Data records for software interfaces
━━━━━━━━━━━━━━━━━━━━

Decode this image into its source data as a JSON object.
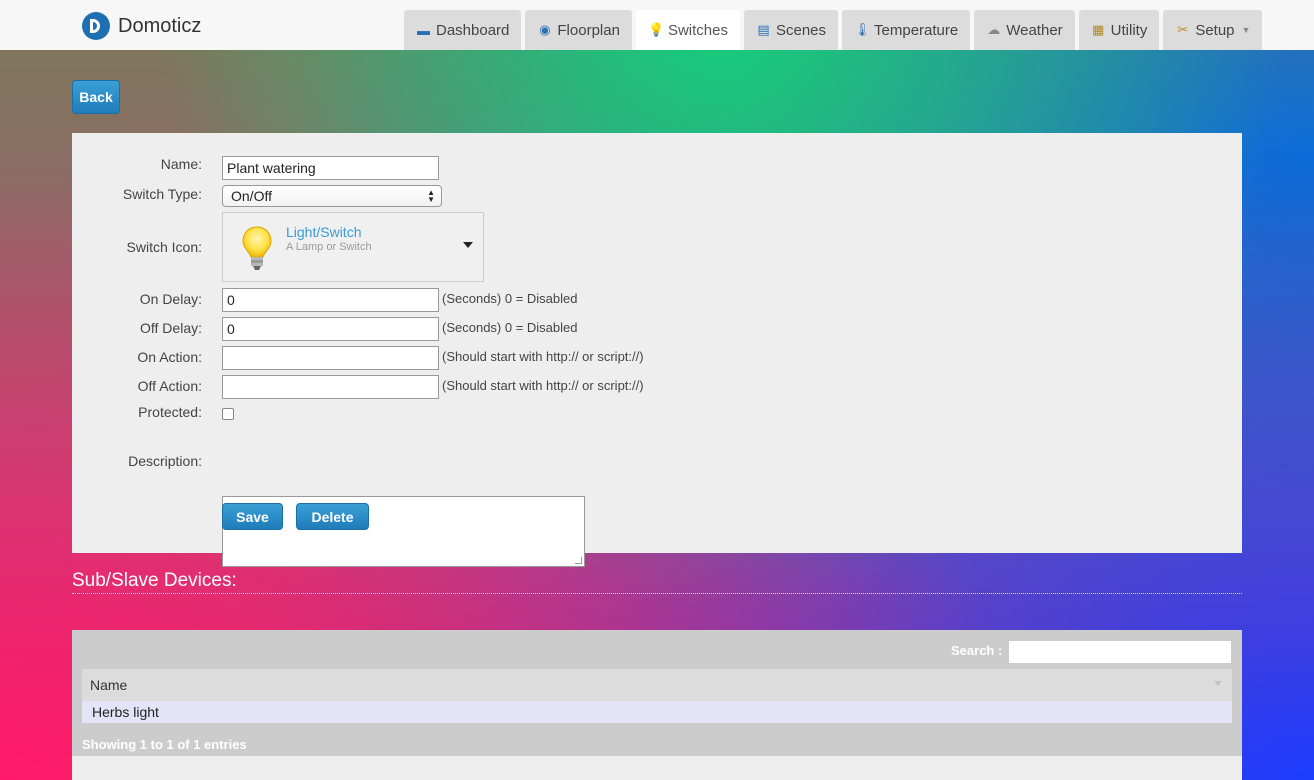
{
  "app": {
    "name": "Domoticz"
  },
  "nav": {
    "tabs": [
      {
        "label": "Dashboard",
        "icon": "dashboard-icon"
      },
      {
        "label": "Floorplan",
        "icon": "floorplan-icon"
      },
      {
        "label": "Switches",
        "icon": "lightbulb-icon",
        "active": true
      },
      {
        "label": "Scenes",
        "icon": "clapperboard-icon"
      },
      {
        "label": "Temperature",
        "icon": "thermometer-icon"
      },
      {
        "label": "Weather",
        "icon": "cloud-rain-icon"
      },
      {
        "label": "Utility",
        "icon": "utility-icon"
      },
      {
        "label": "Setup",
        "icon": "tools-icon",
        "dropdown": true
      }
    ]
  },
  "back_label": "Back",
  "form": {
    "name_label": "Name:",
    "name_value": "Plant watering",
    "switch_type_label": "Switch Type:",
    "switch_type_value": "On/Off",
    "switch_icon_label": "Switch Icon:",
    "switch_icon_title": "Light/Switch",
    "switch_icon_desc": "A Lamp or Switch",
    "on_delay_label": "On Delay:",
    "on_delay_value": "0",
    "on_delay_hint": "(Seconds) 0 = Disabled",
    "off_delay_label": "Off Delay:",
    "off_delay_value": "0",
    "off_delay_hint": "(Seconds) 0 = Disabled",
    "on_action_label": "On Action:",
    "on_action_value": "",
    "on_action_hint": "(Should start with http:// or script://)",
    "off_action_label": "Off Action:",
    "off_action_value": "",
    "off_action_hint": "(Should start with http:// or script://)",
    "protected_label": "Protected:",
    "protected_checked": false,
    "description_label": "Description:",
    "description_value": "",
    "save_label": "Save",
    "delete_label": "Delete"
  },
  "sub_devices": {
    "title": "Sub/Slave Devices:",
    "search_label": "Search :",
    "search_value": "",
    "columns": [
      "Name"
    ],
    "rows": [
      [
        "Herbs light"
      ]
    ],
    "info": "Showing 1 to 1 of 1 entries"
  },
  "colors": {
    "accent": "#2b88c8",
    "link": "#3b9ad9"
  }
}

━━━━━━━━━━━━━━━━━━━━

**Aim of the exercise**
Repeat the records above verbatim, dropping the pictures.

**Response below**
Decode this image into its source data as a JSON object.
{
  "app": {
    "name": "Domoticz"
  },
  "nav": {
    "tabs": [
      {
        "label": "Dashboard",
        "icon": "dashboard-icon"
      },
      {
        "label": "Floorplan",
        "icon": "floorplan-icon"
      },
      {
        "label": "Switches",
        "icon": "lightbulb-icon",
        "active": true
      },
      {
        "label": "Scenes",
        "icon": "clapperboard-icon"
      },
      {
        "label": "Temperature",
        "icon": "thermometer-icon"
      },
      {
        "label": "Weather",
        "icon": "cloud-rain-icon"
      },
      {
        "label": "Utility",
        "icon": "utility-icon"
      },
      {
        "label": "Setup",
        "icon": "tools-icon",
        "dropdown": true
      }
    ]
  },
  "back_label": "Back",
  "form": {
    "name_label": "Name:",
    "name_value": "Plant watering",
    "switch_type_label": "Switch Type:",
    "switch_type_value": "On/Off",
    "switch_icon_label": "Switch Icon:",
    "switch_icon_title": "Light/Switch",
    "switch_icon_desc": "A Lamp or Switch",
    "on_delay_label": "On Delay:",
    "on_delay_value": "0",
    "on_delay_hint": "(Seconds) 0 = Disabled",
    "off_delay_label": "Off Delay:",
    "off_delay_value": "0",
    "off_delay_hint": "(Seconds) 0 = Disabled",
    "on_action_label": "On Action:",
    "on_action_value": "",
    "on_action_hint": "(Should start with http:// or script://)",
    "off_action_label": "Off Action:",
    "off_action_value": "",
    "off_action_hint": "(Should start with http:// or script://)",
    "protected_label": "Protected:",
    "protected_checked": false,
    "description_label": "Description:",
    "description_value": "",
    "save_label": "Save",
    "delete_label": "Delete"
  },
  "sub_devices": {
    "title": "Sub/Slave Devices:",
    "search_label": "Search :",
    "search_value": "",
    "columns": [
      "Name"
    ],
    "rows": [
      [
        "Herbs light"
      ]
    ],
    "info": "Showing 1 to 1 of 1 entries"
  },
  "colors": {
    "accent": "#2b88c8",
    "link": "#3b9ad9"
  }
}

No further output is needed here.